Much of your career has been as a writer and editor; what creative connections led to a focus on art?

While I was working in the magazine world, I wrote and edited fashion, beauty and style pieces so it was all about visuals in that sense. I also wrote and edited pieces on artists and architects. And I’ve always lived with art. No matter where, what apartment or house, there were paintings on the wall—many by artists my parents knew. Later, my husband, who was a modern architect, and I began collecting—buying a painting or photograph each year for our anniversary. When I moved back to the East End full-time, I wanted to explore the notion of helping people buy art. Since I grew up in East Hampton, I knew a lot of artists living and working here, and once I began visiting them in their studios, my network grew. folioeast is founded on relationships—I truly like the artists I work with every bit as much as much as their artwork.

There is no lack of artists and galleries on the East End; how do you think folioeast is different?

folioeast largely focuses on abstract art—though not exclusively. I work with a variety of artists in many mediums and the work is always of high quality. I choose to show work that is beautiful and timeless in the sense that it’s not trendy, nor shocking for shock’s sake. folioeast is about finding work that enriches both the homes and the lives of the people living in them.

What is your ideal/typical day on the East End?

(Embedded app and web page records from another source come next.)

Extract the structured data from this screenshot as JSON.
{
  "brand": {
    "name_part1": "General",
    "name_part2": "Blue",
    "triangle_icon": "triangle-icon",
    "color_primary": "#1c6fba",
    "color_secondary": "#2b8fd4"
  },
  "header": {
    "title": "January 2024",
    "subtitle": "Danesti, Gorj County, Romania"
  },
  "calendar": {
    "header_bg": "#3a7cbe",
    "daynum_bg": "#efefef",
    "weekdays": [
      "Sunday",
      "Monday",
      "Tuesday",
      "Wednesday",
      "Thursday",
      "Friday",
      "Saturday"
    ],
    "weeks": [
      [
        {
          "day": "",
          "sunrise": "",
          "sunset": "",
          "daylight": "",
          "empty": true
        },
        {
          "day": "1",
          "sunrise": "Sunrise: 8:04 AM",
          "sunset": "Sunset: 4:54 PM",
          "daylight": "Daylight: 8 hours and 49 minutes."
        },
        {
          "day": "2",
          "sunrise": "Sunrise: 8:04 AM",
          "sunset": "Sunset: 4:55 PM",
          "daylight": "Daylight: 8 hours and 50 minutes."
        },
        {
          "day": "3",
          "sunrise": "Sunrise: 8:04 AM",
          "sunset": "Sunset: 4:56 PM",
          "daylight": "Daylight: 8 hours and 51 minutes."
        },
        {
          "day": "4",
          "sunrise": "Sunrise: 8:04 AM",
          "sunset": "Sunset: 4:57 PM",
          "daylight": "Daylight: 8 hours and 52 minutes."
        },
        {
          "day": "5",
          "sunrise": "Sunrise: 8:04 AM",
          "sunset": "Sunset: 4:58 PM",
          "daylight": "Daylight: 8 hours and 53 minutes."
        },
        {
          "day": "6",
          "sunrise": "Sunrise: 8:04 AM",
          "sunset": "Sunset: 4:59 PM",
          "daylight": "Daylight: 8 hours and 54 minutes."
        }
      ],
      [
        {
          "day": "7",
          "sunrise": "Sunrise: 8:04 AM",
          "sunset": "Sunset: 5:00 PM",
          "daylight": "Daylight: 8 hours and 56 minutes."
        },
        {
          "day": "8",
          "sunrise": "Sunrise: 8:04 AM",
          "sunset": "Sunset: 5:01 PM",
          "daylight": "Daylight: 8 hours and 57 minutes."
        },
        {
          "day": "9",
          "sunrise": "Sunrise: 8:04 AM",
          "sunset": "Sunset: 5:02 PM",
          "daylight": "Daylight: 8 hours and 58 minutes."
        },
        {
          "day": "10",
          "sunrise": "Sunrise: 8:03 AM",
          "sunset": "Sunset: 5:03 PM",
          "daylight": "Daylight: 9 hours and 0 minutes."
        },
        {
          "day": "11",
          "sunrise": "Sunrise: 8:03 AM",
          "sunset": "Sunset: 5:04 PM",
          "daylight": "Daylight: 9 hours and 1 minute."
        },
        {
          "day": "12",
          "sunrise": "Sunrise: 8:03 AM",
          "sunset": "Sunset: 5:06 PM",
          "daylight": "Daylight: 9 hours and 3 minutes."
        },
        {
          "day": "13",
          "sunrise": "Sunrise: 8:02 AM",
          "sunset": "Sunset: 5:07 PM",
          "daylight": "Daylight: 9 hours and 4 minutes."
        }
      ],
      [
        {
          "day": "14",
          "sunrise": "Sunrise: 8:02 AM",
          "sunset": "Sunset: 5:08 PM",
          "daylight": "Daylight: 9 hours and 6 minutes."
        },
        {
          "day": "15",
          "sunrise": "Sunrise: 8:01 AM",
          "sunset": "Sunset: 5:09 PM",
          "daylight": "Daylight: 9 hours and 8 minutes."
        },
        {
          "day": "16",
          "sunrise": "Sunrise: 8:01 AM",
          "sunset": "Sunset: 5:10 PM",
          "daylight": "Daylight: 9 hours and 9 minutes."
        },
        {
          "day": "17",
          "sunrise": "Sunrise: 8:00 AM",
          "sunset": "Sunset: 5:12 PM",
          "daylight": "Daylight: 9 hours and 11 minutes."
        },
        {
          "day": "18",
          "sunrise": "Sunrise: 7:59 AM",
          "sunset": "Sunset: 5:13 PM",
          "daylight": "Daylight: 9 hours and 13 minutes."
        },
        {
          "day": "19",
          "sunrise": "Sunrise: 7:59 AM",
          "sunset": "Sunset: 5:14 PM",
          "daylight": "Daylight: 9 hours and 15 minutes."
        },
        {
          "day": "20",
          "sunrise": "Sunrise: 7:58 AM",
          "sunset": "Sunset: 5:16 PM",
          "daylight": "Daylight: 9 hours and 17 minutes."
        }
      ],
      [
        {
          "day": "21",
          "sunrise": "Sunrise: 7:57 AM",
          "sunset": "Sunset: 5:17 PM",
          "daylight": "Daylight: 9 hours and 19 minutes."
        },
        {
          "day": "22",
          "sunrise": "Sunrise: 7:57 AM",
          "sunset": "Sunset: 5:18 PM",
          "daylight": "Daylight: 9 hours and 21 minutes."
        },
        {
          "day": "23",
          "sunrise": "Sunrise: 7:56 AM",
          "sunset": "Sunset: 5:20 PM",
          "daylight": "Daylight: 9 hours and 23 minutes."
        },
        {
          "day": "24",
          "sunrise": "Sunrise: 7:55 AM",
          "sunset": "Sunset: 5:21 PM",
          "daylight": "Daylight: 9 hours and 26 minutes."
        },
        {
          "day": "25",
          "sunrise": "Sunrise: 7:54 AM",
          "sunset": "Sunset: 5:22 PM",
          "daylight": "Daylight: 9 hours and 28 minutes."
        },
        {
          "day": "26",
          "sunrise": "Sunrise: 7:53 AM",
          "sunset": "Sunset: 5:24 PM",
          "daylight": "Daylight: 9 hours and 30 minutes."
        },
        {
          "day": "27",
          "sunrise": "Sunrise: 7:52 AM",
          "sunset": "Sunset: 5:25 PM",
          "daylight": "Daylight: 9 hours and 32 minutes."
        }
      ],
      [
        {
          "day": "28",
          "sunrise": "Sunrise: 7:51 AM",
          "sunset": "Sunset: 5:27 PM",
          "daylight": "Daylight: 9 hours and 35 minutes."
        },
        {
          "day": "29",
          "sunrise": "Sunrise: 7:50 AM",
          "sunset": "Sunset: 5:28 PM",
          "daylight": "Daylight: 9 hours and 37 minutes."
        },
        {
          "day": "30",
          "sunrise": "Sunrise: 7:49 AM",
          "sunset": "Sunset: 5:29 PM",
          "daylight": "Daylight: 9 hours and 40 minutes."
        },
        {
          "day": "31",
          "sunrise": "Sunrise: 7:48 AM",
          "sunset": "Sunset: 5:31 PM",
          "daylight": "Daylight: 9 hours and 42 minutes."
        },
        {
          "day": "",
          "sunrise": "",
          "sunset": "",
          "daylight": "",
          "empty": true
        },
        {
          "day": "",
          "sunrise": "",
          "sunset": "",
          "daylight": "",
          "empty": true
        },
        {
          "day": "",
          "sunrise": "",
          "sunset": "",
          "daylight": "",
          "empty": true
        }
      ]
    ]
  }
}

I like to exercise in the morning; a walk, swim, or a cross-fit class. I work for most of the day on folioeast—planning exhibits and events and often doing a studio visit with an artist. In the evening I might attend an opening and then go out for a drink or dinner with my boyfriend and friends (or my sons if they’re at home) at one of my neighborhood haunts: Nick and Toni’s, Serafina, The Palm, or the Maidstone, unless we head out to Montauk or Sag Harbor. And of course an ideal day in the summer would include an hour or two at the beach and a dip in the ocean!